Data items:
——————

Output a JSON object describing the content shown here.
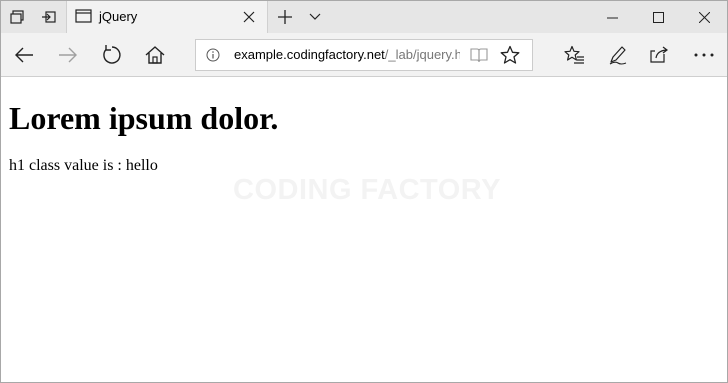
{
  "browser": {
    "tab": {
      "title": "jQuery"
    },
    "address_bar": {
      "host": "example.codingfactory.net",
      "path": "/_lab/jquery.ht"
    },
    "icons": {
      "tab_actions": [
        "tabs-aside-icon",
        "set-aside-tabs-icon"
      ],
      "tab": [
        "page-icon",
        "close-icon"
      ],
      "new_tab": [
        "plus-icon",
        "chevron-down-icon"
      ],
      "window": [
        "minimize-icon",
        "maximize-icon",
        "close-window-icon"
      ],
      "nav": [
        "back-arrow-icon",
        "forward-arrow-icon",
        "refresh-icon",
        "home-icon"
      ],
      "address": [
        "info-icon",
        "reading-view-icon",
        "star-icon"
      ],
      "toolbar": [
        "favorites-hub-icon",
        "pen-icon",
        "share-icon",
        "more-icon"
      ]
    },
    "colors": {
      "titlebar": "#e6e6e6",
      "tab_active": "#f2f2f2",
      "navbar": "#f2f2f2",
      "path_text": "#777777"
    }
  },
  "page": {
    "heading": "Lorem ipsum dolor.",
    "text": "h1 class value is : hello",
    "watermark": "CODING FACTORY"
  }
}
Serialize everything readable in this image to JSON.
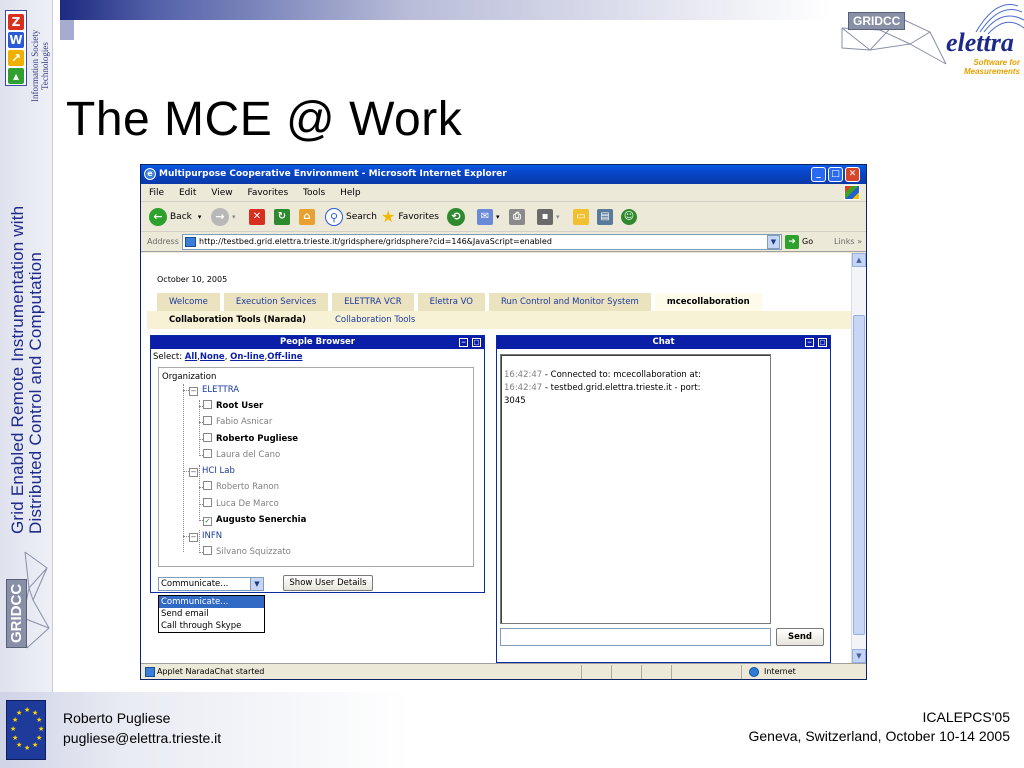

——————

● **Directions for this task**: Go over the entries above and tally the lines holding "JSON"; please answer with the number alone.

● **Answer**: 2